25 August 1928 – 16 September 2022
David’s life spanned the reigns of five monarchs, just. In a symmetry he would have loved, Queen Elizabeth II acceded to the throne while my parents were on their honeymoon. This year they and her late Majesty celebrated their respective Platinum Jubilees. Charles III was proclaimed King a few days before my mother’s birthday on 15 September and the following day, my father died.
David was educated at Stowe, where he excelled in Latin, acquired his love of trees and the landscape and played cricket brilliantly. One of his teachers was T.H. White, author of The Once and Future King. For an intellectual and inquisitive boy like David, it was an approach that bore fruit and his thirst for learning endured the rest of his life.
David heard the voice of Caruso on the school sanatorium wireless. It was a Damascene moment. He introduced his friend, contemporary Stoic, his best man and our godfather the late Michael Triefus (Walpole 47) to opera. Between them they collected hundreds of gramophone records and deafened their families as they listened to them far into the small hours.
Called up for National Service in 1946, David and his friend, the late Brian Couzens trained at Holywood Barracks in Northern Ireland.
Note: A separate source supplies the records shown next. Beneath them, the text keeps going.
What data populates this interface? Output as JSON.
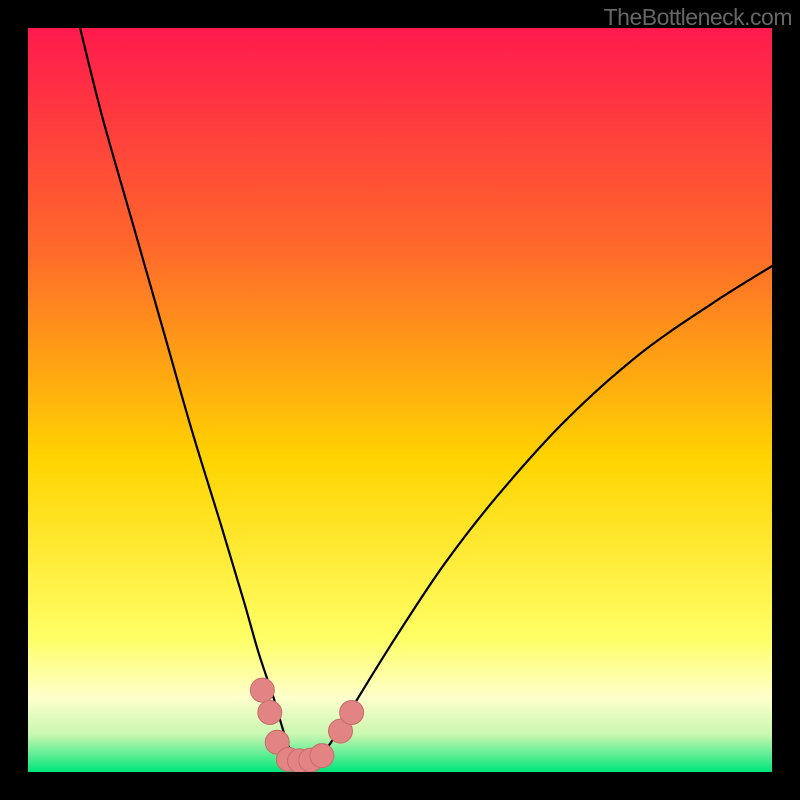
{
  "watermark": "TheBottleneck.com",
  "colors": {
    "frame": "#000000",
    "gradient_top": "#ff1a4d",
    "gradient_upper_mid": "#ff6a2a",
    "gradient_mid": "#ffd400",
    "gradient_lower_mid": "#ffff99",
    "gradient_near_bottom": "#b8f7a8",
    "gradient_bottom": "#00e67a",
    "curve": "#000000",
    "marker_fill": "#e38484",
    "marker_stroke": "#c96b6b",
    "watermark": "#666666"
  },
  "chart_data": {
    "type": "line",
    "title": "",
    "xlabel": "",
    "ylabel": "",
    "xlim": [
      0,
      100
    ],
    "ylim": [
      0,
      100
    ],
    "grid": false,
    "legend": false,
    "description": "Single V-shaped bottleneck curve. y is percent bottleneck (0 at bottom = no bottleneck / green, 100 at top = severe / red). x is an implicit hardware-balance axis. Minimum (optimal balance) occurs near x≈36.",
    "series": [
      {
        "name": "bottleneck-curve",
        "x": [
          7,
          10,
          14,
          18,
          22,
          26,
          29,
          31,
          33,
          34.5,
          36,
          38,
          40,
          42,
          45,
          50,
          56,
          63,
          72,
          82,
          92,
          100
        ],
        "y": [
          100,
          88,
          74,
          60,
          46,
          33,
          23,
          16,
          10,
          5,
          1.5,
          1.5,
          3,
          6,
          11,
          19,
          28,
          37,
          47,
          56,
          63,
          68
        ]
      }
    ],
    "markers": {
      "name": "highlight-points",
      "note": "Salmon/pink dots clustered around the curve minimum",
      "points": [
        {
          "x": 31.5,
          "y": 11
        },
        {
          "x": 32.5,
          "y": 8
        },
        {
          "x": 33.5,
          "y": 4
        },
        {
          "x": 35,
          "y": 1.7
        },
        {
          "x": 36.5,
          "y": 1.5
        },
        {
          "x": 38,
          "y": 1.6
        },
        {
          "x": 39.5,
          "y": 2.2
        },
        {
          "x": 42,
          "y": 5.5
        },
        {
          "x": 43.5,
          "y": 8
        }
      ]
    },
    "background_gradient": {
      "axis": "y",
      "stops": [
        {
          "y": 100,
          "color": "#ff1a4d"
        },
        {
          "y": 70,
          "color": "#ff6a2a"
        },
        {
          "y": 42,
          "color": "#ffd400"
        },
        {
          "y": 18,
          "color": "#ffff66"
        },
        {
          "y": 10,
          "color": "#ffffcc"
        },
        {
          "y": 5,
          "color": "#c8f7b0"
        },
        {
          "y": 0,
          "color": "#00e67a"
        }
      ]
    }
  }
}
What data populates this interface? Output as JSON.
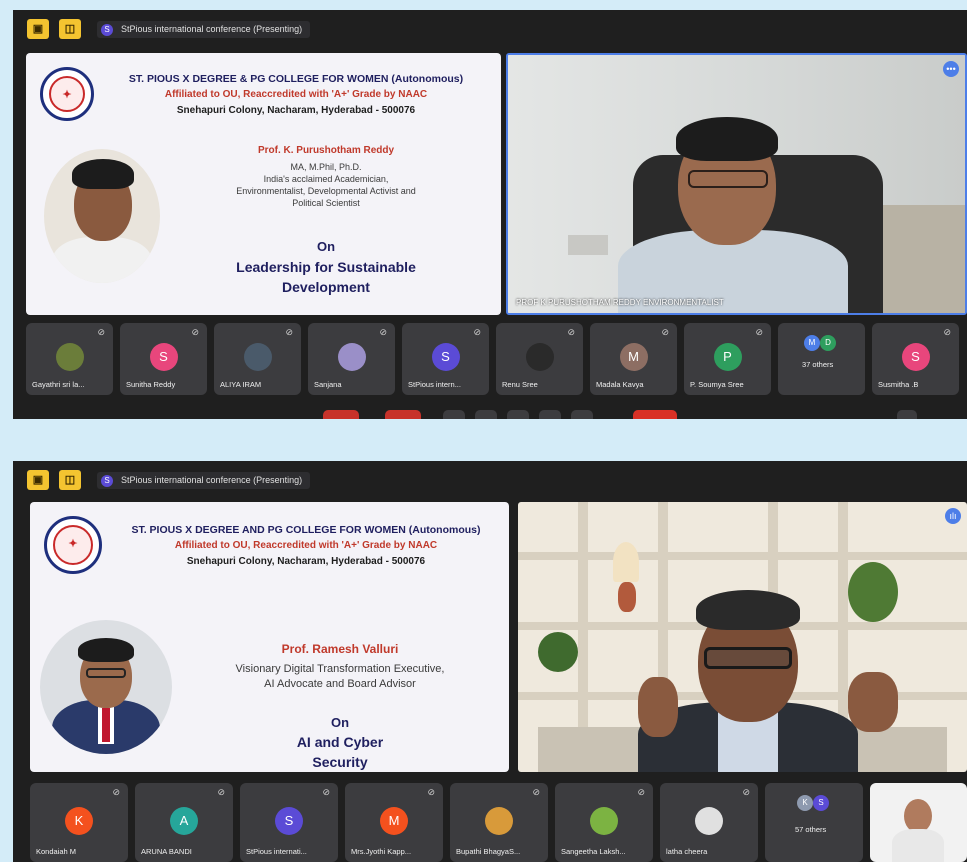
{
  "screens": [
    {
      "meeting_chip": {
        "badge": "S",
        "label": "StPious international conference (Presenting)"
      },
      "toolbar": {
        "btn1": "▣",
        "btn2": "◫"
      },
      "slide": {
        "college_name": "ST. PIOUS X DEGREE & PG COLLEGE FOR WOMEN (Autonomous)",
        "affiliation": "Affiliated to OU, Reaccredited with 'A+' Grade by NAAC",
        "address": "Snehapuri Colony, Nacharam, Hyderabad - 500076",
        "speaker_name": "Prof. K. Purushotham Reddy",
        "speaker_desc_1": "MA, M.Phil, Ph.D.",
        "speaker_desc_2": "India's acclaimed Academician,",
        "speaker_desc_3": "Environmentalist, Developmental Activist and",
        "speaker_desc_4": "Political Scientist",
        "on": "On",
        "topic_1": "Leadership for Sustainable",
        "topic_2": "Development"
      },
      "video": {
        "name_tag": "PROF K PURUSHOTHAM REDDY ENVIRONMENTALIST",
        "indicator": "•••"
      },
      "participants": [
        {
          "name": "Gayathri sri la...",
          "initial": "",
          "color": "#6b7d3a"
        },
        {
          "name": "Sunitha Reddy",
          "initial": "S",
          "color": "#e8467c"
        },
        {
          "name": "ALIYA IRAM",
          "initial": "",
          "color": "#4a5a6a"
        },
        {
          "name": "Sanjana",
          "initial": "",
          "color": "#9a8fc8"
        },
        {
          "name": "StPious intern...",
          "initial": "S",
          "color": "#5b4bd6"
        },
        {
          "name": "Renu Sree",
          "initial": "",
          "color": "#2a2a2a"
        },
        {
          "name": "Madala Kavya",
          "initial": "M",
          "color": "#8d6e63"
        },
        {
          "name": "P. Soumya Sree",
          "initial": "P",
          "color": "#2e9e5e"
        },
        {
          "name": "37 others",
          "initial": "",
          "color": ""
        },
        {
          "name": "Susmitha .B",
          "initial": "S",
          "color": "#e8467c"
        }
      ],
      "others_badges": [
        "M",
        "D"
      ]
    },
    {
      "meeting_chip": {
        "badge": "S",
        "label": "StPious international conference (Presenting)"
      },
      "toolbar": {
        "btn1": "▣",
        "btn2": "◫"
      },
      "slide": {
        "college_name": "ST. PIOUS X DEGREE AND PG COLLEGE FOR WOMEN (Autonomous)",
        "affiliation": "Affiliated to OU, Reaccredited with 'A+' Grade by NAAC",
        "address": "Snehapuri Colony, Nacharam, Hyderabad - 500076",
        "speaker_name": "Prof. Ramesh Valluri",
        "speaker_desc_1": "Visionary Digital Transformation Executive,",
        "speaker_desc_2": "AI Advocate and Board Advisor",
        "on": "On",
        "topic_1": "AI and Cyber",
        "topic_2": "Security"
      },
      "video": {
        "name_tag": "",
        "indicator": "ılı"
      },
      "participants": [
        {
          "name": "Kondaiah M",
          "initial": "K",
          "color": "#f4511e"
        },
        {
          "name": "ARUNA BANDI",
          "initial": "A",
          "color": "#26a69a"
        },
        {
          "name": "StPious internati...",
          "initial": "S",
          "color": "#5b4bd6"
        },
        {
          "name": "Mrs.Jyothi Kapp...",
          "initial": "M",
          "color": "#f4511e"
        },
        {
          "name": "Bupathi BhagyaS...",
          "initial": "",
          "color": "#d89a3a"
        },
        {
          "name": "Sangeetha Laksh...",
          "initial": "",
          "color": "#7cb342"
        },
        {
          "name": "latha cheera",
          "initial": "",
          "color": "#e0e0e0"
        },
        {
          "name": "57 others",
          "initial": "",
          "color": ""
        },
        {
          "name": "",
          "initial": "",
          "color": ""
        }
      ],
      "others_badges": [
        "K",
        "S"
      ],
      "logo_text": [
        "TRUTH",
        "LIGHT",
        "LIFE"
      ]
    }
  ]
}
Brian and David lived just streets away from each other as children but did not meet until they went to Belfast.
David was commissioned into 4th/7th Royal Dragoon Guards and served with the regiment in Palestine during the Arab/Israeli conflict until the British Army withdrew. Another friend of David’s, the late Jim Vallis was out there at the same time. He told me that David was held in the highest regard by those that served alongside him and greatly respected for his bravery and leadership during a period of extreme violence and treachery.
In 1951, at a Promenade concert in the Albert Hall, my father met a dark-eyed beauty called Diana Oxenford and his life changed forever.
Although David regretted not going to university, he did achieve the qualification of Master of Wine in 1956. To this day it’s a notoriously difficult exam to pass.
In retirement David lost no time in pursuing his passion for music, going to and supporting concerts, opera and music festivals, visiting art galleries, enjoying his MCC membership at Lord’s, playing golf with the Todds in Spain, completing The Times jumbo cryptic crossword, playing bridge, reading and taking his grandsons to the pantomime.
He believed that after death he would join his family and friends gone before, and that we at ours, would follow him to be with God. May he rest in peace.
Juliet Brown, David’s Daughter